[Interface dataset entries]
*-*-*
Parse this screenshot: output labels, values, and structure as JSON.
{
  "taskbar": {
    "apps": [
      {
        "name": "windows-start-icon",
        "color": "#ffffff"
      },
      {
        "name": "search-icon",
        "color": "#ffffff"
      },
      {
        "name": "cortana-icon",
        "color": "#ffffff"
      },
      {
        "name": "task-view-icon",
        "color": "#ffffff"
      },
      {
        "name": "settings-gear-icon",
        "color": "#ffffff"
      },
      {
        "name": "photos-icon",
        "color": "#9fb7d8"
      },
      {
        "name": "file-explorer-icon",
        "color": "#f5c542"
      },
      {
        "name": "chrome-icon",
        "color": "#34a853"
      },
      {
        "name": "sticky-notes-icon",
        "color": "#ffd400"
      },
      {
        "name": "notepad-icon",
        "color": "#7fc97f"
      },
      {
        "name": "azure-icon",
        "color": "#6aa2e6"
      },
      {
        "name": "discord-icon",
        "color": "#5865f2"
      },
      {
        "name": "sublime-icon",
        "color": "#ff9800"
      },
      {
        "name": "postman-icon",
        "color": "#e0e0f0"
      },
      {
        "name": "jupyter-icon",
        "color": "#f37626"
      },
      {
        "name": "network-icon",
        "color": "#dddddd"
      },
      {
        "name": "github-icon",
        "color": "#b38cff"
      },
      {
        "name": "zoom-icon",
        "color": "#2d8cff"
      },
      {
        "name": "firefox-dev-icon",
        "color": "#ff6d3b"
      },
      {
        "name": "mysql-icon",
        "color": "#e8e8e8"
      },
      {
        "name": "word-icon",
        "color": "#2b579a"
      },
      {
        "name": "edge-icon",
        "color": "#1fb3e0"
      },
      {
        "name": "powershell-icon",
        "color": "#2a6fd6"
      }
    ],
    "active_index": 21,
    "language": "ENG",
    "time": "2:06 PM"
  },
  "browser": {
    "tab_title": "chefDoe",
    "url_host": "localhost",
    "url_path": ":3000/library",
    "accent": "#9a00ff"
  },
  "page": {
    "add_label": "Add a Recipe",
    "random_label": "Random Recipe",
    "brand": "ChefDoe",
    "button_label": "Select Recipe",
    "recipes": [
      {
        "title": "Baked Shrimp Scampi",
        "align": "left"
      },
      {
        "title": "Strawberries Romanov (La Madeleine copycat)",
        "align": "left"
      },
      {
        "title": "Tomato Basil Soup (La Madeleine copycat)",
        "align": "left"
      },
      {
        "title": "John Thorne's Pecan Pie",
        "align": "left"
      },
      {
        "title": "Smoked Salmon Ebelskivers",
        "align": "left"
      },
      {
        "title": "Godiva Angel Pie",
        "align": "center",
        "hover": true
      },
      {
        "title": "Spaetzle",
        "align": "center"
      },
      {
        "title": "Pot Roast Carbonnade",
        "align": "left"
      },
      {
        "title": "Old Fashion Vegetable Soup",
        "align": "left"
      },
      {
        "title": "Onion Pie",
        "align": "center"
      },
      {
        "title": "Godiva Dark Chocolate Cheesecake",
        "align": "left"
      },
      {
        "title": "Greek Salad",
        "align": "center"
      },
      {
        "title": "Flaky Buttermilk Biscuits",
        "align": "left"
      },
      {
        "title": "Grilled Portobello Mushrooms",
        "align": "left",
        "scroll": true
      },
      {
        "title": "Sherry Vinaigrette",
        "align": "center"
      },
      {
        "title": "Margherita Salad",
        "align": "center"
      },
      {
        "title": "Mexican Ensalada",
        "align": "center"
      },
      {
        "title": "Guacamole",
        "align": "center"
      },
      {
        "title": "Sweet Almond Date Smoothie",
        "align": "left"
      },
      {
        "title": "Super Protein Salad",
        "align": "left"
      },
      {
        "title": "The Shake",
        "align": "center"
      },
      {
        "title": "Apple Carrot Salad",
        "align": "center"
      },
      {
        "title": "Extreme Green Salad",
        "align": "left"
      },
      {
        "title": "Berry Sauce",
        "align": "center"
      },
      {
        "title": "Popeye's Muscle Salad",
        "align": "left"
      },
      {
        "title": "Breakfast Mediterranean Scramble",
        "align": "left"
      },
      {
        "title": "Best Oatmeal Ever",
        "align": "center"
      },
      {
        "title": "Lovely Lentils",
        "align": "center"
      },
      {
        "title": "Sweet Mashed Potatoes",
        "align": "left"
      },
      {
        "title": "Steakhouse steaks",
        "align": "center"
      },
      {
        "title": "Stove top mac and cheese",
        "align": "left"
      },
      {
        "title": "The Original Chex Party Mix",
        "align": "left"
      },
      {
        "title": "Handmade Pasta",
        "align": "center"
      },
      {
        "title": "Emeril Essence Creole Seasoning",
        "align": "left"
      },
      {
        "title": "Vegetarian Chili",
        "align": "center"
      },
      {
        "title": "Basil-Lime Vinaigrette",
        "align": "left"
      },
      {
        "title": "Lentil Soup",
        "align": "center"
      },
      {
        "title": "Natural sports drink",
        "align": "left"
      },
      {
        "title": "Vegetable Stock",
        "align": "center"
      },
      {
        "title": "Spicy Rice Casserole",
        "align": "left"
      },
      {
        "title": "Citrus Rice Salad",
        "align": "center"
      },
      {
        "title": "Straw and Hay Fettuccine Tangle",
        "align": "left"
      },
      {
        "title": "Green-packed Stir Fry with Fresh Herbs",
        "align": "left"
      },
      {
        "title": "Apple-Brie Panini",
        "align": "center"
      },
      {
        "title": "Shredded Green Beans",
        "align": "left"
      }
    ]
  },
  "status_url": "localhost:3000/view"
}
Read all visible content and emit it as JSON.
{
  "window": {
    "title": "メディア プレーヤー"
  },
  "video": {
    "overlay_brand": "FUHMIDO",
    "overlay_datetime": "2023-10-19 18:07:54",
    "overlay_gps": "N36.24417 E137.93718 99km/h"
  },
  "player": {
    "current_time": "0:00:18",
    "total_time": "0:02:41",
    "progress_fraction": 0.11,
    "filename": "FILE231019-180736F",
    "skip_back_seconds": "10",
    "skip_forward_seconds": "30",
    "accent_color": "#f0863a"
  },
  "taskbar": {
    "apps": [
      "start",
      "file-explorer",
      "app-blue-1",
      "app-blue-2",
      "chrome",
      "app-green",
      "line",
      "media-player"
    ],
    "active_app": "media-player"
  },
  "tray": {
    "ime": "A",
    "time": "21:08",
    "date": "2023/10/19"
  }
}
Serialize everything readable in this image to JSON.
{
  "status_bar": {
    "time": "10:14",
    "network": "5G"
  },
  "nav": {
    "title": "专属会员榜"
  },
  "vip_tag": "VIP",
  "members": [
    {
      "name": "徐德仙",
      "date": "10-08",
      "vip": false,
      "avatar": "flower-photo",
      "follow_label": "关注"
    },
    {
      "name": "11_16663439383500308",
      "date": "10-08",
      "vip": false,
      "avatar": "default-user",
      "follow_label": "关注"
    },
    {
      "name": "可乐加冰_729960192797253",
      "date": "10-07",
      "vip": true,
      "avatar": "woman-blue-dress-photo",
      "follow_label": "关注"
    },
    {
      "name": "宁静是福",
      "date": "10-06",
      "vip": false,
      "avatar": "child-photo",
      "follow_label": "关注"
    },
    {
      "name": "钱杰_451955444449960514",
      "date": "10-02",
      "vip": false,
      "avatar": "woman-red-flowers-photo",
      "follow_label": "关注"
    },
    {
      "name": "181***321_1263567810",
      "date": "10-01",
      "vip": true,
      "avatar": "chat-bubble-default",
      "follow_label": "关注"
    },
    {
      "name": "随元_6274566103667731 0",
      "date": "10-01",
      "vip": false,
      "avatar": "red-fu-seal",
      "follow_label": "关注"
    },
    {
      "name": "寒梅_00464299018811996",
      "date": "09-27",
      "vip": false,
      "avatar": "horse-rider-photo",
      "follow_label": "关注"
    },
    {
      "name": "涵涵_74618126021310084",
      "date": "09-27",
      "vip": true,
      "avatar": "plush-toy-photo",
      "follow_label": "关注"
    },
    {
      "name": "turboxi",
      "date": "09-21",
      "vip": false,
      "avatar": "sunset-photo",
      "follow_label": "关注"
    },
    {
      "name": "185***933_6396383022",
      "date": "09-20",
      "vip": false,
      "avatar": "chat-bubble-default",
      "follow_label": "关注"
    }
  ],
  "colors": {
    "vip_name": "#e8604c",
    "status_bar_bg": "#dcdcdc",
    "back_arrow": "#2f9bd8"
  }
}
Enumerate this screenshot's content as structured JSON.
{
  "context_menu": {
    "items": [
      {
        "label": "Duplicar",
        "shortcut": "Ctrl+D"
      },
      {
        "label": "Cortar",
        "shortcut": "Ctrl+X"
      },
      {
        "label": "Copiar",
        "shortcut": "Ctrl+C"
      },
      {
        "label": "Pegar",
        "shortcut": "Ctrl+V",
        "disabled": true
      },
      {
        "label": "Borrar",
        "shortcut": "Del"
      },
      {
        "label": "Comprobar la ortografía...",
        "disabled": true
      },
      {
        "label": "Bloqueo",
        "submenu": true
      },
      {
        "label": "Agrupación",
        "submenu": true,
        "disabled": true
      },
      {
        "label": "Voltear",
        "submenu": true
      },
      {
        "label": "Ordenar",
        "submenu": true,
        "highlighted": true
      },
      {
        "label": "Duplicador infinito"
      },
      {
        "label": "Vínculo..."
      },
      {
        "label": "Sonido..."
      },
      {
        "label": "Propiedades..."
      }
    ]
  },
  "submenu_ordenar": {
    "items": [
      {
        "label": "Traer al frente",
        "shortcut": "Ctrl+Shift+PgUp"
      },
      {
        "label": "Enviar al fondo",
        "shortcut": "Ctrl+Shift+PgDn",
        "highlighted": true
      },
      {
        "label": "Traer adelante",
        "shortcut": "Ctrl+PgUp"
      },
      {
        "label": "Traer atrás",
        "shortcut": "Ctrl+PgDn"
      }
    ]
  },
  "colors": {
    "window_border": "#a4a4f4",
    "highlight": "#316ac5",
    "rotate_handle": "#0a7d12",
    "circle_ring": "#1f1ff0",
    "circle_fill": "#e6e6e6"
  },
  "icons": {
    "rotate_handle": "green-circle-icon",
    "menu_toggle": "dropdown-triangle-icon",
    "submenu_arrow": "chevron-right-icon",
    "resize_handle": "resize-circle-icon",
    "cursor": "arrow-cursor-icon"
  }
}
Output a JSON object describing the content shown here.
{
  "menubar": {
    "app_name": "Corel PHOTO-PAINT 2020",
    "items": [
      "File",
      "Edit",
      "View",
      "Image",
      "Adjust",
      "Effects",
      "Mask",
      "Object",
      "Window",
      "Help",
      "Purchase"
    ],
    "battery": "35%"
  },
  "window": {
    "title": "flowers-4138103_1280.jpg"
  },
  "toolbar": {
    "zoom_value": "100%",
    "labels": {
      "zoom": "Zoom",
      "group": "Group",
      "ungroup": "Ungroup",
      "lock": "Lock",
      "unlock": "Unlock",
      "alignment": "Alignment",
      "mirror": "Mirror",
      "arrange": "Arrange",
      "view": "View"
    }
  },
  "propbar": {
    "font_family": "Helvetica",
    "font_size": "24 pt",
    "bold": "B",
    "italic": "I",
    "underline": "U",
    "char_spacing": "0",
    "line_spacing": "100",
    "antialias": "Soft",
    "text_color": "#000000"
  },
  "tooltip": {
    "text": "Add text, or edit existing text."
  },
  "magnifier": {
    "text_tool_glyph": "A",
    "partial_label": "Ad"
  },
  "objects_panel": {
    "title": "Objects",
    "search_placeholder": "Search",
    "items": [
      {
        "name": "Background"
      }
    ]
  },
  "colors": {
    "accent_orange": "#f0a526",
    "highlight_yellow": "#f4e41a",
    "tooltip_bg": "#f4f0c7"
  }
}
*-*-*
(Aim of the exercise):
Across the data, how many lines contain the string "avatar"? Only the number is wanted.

(Written response):
11